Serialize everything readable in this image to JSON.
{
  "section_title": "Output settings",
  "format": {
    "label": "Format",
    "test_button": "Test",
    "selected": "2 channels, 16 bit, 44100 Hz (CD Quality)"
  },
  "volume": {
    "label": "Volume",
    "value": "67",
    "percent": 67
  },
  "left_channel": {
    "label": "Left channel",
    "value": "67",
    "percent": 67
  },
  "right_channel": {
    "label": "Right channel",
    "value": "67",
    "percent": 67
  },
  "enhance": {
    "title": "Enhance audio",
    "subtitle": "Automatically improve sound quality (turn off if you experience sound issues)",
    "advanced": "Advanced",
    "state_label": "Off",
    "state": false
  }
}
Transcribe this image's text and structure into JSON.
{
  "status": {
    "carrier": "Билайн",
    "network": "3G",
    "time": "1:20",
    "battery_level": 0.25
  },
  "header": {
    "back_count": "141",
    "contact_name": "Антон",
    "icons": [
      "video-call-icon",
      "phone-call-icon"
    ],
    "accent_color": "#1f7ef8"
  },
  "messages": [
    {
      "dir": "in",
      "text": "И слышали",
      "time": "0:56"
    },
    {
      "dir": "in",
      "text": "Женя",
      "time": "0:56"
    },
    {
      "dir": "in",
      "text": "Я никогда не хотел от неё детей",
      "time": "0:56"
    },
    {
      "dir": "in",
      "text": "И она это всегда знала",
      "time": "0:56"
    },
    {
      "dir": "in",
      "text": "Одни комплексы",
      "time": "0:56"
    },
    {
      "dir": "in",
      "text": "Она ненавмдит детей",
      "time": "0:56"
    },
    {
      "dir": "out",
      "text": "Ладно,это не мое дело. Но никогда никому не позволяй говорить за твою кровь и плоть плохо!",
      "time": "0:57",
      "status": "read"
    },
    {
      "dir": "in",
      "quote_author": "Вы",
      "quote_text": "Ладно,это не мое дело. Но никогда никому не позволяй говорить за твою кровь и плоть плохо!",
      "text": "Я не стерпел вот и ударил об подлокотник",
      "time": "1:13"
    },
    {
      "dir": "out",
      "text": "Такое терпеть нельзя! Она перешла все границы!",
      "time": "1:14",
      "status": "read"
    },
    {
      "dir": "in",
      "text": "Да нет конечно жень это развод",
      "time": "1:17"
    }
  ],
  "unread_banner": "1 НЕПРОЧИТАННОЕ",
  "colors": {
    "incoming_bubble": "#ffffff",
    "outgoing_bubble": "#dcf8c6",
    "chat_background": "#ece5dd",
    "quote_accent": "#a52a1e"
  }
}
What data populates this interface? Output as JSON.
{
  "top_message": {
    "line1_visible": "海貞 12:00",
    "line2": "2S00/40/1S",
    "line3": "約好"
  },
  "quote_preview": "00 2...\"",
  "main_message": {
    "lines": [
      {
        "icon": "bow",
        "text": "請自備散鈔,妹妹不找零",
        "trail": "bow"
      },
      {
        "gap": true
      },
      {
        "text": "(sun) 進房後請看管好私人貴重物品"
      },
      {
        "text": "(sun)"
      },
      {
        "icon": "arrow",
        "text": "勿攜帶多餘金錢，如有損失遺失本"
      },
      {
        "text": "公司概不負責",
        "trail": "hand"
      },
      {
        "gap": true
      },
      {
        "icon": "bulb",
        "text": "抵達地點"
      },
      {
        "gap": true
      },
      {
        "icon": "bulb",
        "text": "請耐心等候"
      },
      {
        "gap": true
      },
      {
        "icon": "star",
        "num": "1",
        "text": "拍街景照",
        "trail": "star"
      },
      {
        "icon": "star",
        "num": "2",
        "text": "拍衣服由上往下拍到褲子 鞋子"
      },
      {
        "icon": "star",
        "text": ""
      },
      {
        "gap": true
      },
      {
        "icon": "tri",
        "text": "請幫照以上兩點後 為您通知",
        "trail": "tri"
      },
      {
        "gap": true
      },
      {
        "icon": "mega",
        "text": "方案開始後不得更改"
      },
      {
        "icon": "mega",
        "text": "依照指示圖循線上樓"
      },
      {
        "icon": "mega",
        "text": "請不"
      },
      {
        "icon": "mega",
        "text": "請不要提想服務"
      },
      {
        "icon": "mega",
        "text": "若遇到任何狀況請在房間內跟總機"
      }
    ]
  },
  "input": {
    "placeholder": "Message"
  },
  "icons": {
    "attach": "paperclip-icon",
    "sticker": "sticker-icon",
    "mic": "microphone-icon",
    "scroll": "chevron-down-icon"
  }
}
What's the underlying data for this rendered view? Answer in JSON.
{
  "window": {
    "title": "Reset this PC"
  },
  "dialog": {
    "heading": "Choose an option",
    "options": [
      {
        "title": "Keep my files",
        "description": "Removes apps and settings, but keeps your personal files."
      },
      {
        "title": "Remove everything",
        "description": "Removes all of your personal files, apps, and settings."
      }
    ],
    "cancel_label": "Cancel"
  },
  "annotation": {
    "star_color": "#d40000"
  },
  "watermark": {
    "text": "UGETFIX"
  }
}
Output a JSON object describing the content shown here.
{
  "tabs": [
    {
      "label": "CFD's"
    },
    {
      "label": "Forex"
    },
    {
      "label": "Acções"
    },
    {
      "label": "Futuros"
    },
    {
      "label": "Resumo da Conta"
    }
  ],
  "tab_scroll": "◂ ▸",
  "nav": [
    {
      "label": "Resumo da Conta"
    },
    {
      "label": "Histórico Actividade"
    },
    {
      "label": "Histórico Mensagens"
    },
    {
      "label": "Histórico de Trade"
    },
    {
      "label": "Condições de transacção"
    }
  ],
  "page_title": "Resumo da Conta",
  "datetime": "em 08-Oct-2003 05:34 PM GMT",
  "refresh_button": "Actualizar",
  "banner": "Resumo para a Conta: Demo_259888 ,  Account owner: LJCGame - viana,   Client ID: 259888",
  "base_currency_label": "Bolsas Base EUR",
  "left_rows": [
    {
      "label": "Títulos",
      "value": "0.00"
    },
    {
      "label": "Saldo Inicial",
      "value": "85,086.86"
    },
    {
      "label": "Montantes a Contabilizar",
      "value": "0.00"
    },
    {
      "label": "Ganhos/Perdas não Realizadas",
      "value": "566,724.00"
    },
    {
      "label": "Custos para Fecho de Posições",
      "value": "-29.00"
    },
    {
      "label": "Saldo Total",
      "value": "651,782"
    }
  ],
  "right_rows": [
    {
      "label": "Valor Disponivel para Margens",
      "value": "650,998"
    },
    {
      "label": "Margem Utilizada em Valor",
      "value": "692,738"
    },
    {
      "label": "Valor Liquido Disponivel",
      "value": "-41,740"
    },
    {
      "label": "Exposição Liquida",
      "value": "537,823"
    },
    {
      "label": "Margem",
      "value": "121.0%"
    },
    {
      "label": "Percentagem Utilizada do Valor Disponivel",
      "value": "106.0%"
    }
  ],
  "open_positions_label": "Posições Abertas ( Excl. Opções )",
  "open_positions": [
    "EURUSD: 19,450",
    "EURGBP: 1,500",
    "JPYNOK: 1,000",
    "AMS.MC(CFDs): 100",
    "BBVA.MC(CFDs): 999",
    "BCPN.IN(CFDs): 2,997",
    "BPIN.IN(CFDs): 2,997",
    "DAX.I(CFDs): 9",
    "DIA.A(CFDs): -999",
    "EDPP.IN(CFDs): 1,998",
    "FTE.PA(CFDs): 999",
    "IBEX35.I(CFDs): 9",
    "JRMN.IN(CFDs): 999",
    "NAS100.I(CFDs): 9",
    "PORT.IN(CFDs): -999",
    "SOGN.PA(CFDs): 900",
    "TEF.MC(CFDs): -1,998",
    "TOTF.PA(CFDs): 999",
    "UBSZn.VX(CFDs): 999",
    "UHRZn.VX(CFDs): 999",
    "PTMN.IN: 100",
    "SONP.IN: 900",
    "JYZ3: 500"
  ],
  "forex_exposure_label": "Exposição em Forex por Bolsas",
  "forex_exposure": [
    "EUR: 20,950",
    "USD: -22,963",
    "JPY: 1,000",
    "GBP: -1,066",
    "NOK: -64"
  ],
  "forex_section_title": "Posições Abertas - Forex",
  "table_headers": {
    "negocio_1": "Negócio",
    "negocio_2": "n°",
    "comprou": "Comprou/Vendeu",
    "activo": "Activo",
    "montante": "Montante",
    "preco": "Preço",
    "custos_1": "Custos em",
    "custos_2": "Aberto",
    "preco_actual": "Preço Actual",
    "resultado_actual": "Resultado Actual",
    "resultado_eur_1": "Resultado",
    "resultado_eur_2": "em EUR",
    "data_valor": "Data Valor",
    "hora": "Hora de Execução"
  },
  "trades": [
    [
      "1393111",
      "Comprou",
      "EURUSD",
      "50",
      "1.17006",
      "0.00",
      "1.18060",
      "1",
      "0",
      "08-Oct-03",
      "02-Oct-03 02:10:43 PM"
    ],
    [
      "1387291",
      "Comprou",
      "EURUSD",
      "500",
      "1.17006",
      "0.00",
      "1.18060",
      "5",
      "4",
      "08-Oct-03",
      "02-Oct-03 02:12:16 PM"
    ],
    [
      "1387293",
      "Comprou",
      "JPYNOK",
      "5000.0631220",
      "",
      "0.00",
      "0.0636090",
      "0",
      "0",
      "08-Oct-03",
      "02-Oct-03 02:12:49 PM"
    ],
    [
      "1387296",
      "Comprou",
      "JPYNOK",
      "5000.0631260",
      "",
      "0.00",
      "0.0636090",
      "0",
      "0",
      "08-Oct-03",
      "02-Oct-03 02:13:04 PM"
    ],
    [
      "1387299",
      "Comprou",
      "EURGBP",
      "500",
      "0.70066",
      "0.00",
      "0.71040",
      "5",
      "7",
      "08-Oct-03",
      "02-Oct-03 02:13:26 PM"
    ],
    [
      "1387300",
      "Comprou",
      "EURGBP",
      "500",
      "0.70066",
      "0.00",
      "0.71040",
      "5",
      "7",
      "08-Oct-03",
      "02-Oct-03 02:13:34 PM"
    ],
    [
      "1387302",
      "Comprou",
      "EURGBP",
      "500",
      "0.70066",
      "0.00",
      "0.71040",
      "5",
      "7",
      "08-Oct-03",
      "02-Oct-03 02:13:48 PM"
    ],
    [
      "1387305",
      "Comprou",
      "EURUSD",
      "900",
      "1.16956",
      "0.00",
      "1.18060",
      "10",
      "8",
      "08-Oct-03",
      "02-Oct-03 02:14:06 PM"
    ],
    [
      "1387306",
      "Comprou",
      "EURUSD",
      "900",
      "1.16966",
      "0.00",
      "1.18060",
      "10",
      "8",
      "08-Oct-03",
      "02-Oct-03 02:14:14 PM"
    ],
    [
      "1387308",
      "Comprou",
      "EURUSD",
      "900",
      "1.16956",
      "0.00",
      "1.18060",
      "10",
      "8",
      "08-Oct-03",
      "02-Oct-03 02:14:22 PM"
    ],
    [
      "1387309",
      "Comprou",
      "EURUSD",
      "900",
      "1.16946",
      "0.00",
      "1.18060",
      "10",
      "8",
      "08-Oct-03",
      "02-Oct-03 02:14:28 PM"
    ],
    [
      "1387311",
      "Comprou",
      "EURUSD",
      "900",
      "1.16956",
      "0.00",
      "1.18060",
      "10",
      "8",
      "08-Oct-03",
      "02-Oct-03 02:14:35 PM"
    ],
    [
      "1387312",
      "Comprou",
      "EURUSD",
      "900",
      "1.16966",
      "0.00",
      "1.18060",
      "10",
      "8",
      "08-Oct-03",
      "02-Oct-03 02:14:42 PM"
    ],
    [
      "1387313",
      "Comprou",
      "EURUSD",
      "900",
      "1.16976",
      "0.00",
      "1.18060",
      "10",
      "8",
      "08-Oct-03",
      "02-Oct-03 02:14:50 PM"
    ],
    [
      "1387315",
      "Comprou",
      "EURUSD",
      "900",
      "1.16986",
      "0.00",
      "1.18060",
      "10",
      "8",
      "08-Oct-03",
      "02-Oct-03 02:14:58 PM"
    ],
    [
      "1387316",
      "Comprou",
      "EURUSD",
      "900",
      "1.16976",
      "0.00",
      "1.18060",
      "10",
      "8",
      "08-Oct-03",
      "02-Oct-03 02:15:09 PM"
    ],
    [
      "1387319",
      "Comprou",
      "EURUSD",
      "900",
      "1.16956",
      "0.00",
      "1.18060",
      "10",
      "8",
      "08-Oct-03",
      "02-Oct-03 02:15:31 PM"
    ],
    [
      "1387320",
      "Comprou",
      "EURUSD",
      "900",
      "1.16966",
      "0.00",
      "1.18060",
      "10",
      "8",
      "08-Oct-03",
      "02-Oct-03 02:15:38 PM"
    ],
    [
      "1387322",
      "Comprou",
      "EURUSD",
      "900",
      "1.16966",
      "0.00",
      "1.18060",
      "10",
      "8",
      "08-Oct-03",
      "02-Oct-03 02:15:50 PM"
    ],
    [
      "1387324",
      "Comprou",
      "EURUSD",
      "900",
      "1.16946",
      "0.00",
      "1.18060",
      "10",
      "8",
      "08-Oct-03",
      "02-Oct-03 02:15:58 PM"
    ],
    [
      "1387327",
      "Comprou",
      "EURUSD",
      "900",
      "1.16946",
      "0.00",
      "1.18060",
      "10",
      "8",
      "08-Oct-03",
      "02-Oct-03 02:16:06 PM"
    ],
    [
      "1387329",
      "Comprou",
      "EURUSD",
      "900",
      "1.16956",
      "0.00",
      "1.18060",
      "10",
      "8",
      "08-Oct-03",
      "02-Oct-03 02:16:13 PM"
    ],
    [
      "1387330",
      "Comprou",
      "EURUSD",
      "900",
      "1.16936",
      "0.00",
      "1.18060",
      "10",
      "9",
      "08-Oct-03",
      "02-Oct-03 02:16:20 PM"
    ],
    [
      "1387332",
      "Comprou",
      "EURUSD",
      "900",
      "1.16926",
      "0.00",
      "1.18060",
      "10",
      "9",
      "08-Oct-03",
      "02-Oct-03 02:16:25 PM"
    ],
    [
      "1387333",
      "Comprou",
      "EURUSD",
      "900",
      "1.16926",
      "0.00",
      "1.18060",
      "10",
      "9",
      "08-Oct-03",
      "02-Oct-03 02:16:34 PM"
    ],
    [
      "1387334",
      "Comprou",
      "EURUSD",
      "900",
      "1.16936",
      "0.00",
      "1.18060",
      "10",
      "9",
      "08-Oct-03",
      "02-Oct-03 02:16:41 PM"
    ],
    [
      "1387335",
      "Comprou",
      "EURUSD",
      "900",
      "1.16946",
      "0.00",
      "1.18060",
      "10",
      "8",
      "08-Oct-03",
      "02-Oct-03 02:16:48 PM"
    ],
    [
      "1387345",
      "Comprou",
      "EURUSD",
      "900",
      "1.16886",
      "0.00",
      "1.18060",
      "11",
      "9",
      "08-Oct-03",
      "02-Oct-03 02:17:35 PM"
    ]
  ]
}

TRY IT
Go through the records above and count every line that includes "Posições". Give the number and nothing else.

RESPONSE AREA
3